Exercise requirements – How many lines of the records hold the string "Bruce"? Reply with the number alone.

Data records –
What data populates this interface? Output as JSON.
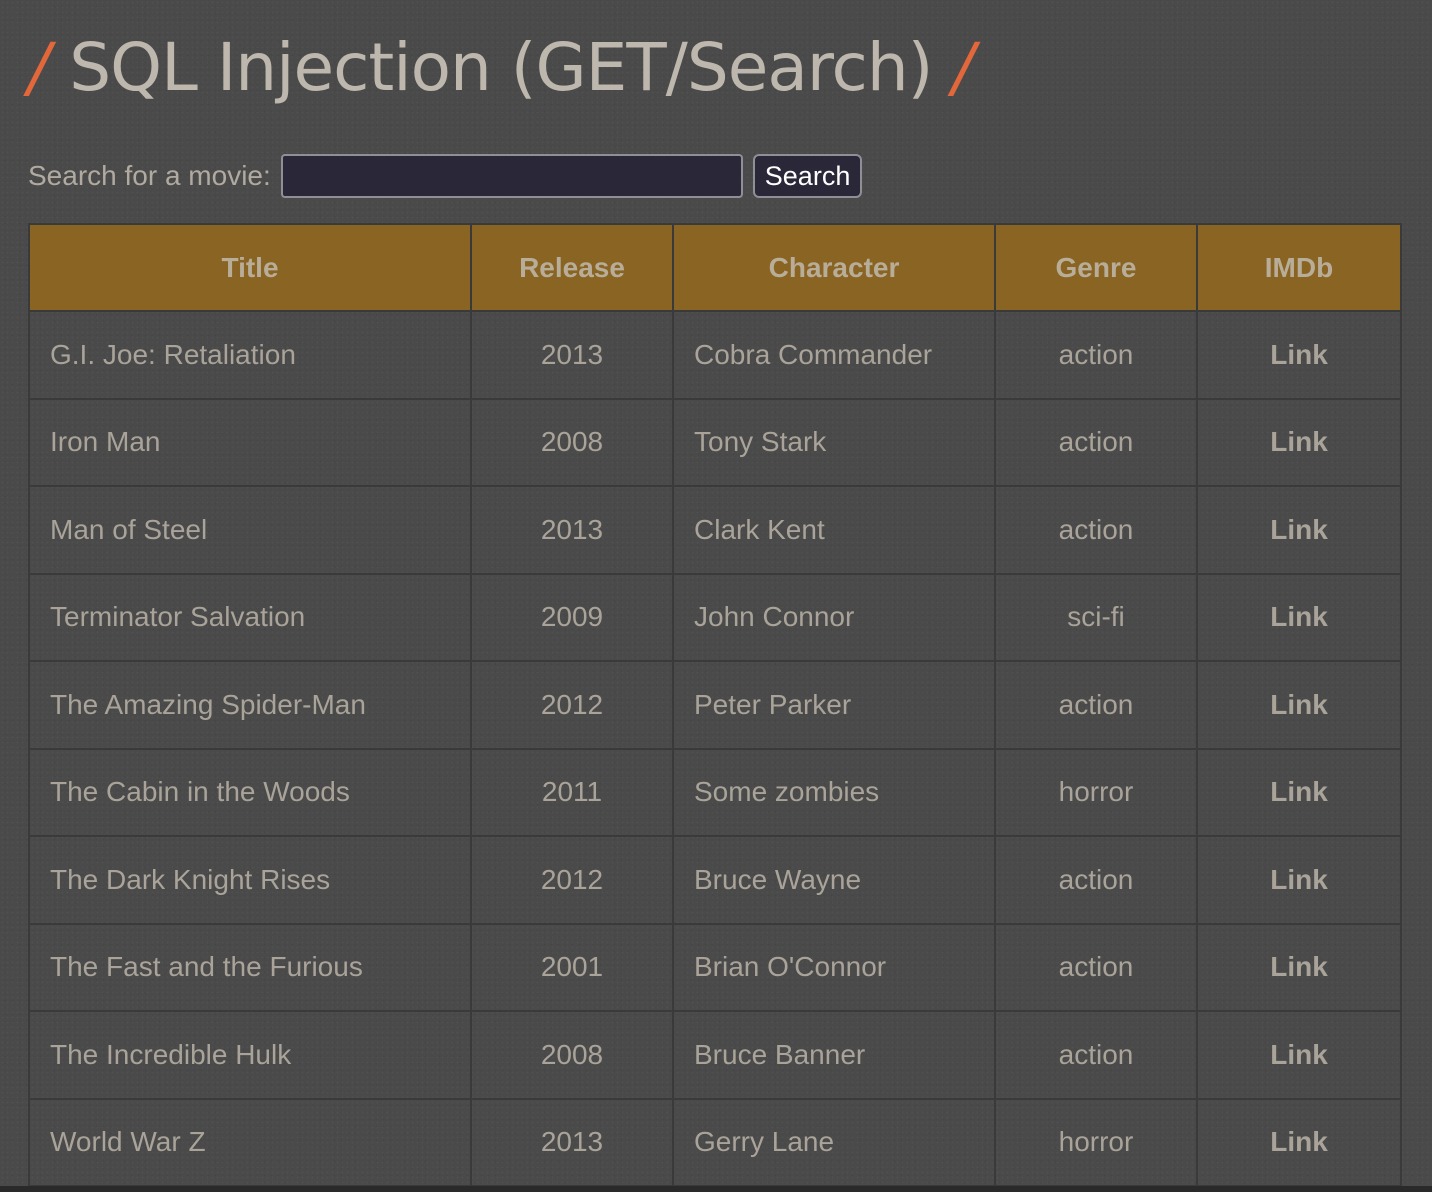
{
  "page": {
    "title_slash_left": "/",
    "title": "SQL Injection (GET/Search)",
    "title_slash_right": "/"
  },
  "search": {
    "label": "Search for a movie:",
    "value": "",
    "placeholder": "",
    "button_label": "Search"
  },
  "table": {
    "columns": [
      "Title",
      "Release",
      "Character",
      "Genre",
      "IMDb"
    ],
    "rows": [
      {
        "title": "G.I. Joe: Retaliation",
        "release": "2013",
        "character": "Cobra Commander",
        "genre": "action",
        "imdb": "Link"
      },
      {
        "title": "Iron Man",
        "release": "2008",
        "character": "Tony Stark",
        "genre": "action",
        "imdb": "Link"
      },
      {
        "title": "Man of Steel",
        "release": "2013",
        "character": "Clark Kent",
        "genre": "action",
        "imdb": "Link"
      },
      {
        "title": "Terminator Salvation",
        "release": "2009",
        "character": "John Connor",
        "genre": "sci-fi",
        "imdb": "Link"
      },
      {
        "title": "The Amazing Spider-Man",
        "release": "2012",
        "character": "Peter Parker",
        "genre": "action",
        "imdb": "Link"
      },
      {
        "title": "The Cabin in the Woods",
        "release": "2011",
        "character": "Some zombies",
        "genre": "horror",
        "imdb": "Link"
      },
      {
        "title": "The Dark Knight Rises",
        "release": "2012",
        "character": "Bruce Wayne",
        "genre": "action",
        "imdb": "Link"
      },
      {
        "title": "The Fast and the Furious",
        "release": "2001",
        "character": "Brian O'Connor",
        "genre": "action",
        "imdb": "Link"
      },
      {
        "title": "The Incredible Hulk",
        "release": "2008",
        "character": "Bruce Banner",
        "genre": "action",
        "imdb": "Link"
      },
      {
        "title": "World War Z",
        "release": "2013",
        "character": "Gerry Lane",
        "genre": "horror",
        "imdb": "Link"
      }
    ]
  },
  "colors": {
    "background": "#4a4a4a",
    "header_bg": "#8a6422",
    "accent_slash": "#e2673a",
    "text": "#a9a399"
  }
}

Exercise output – 2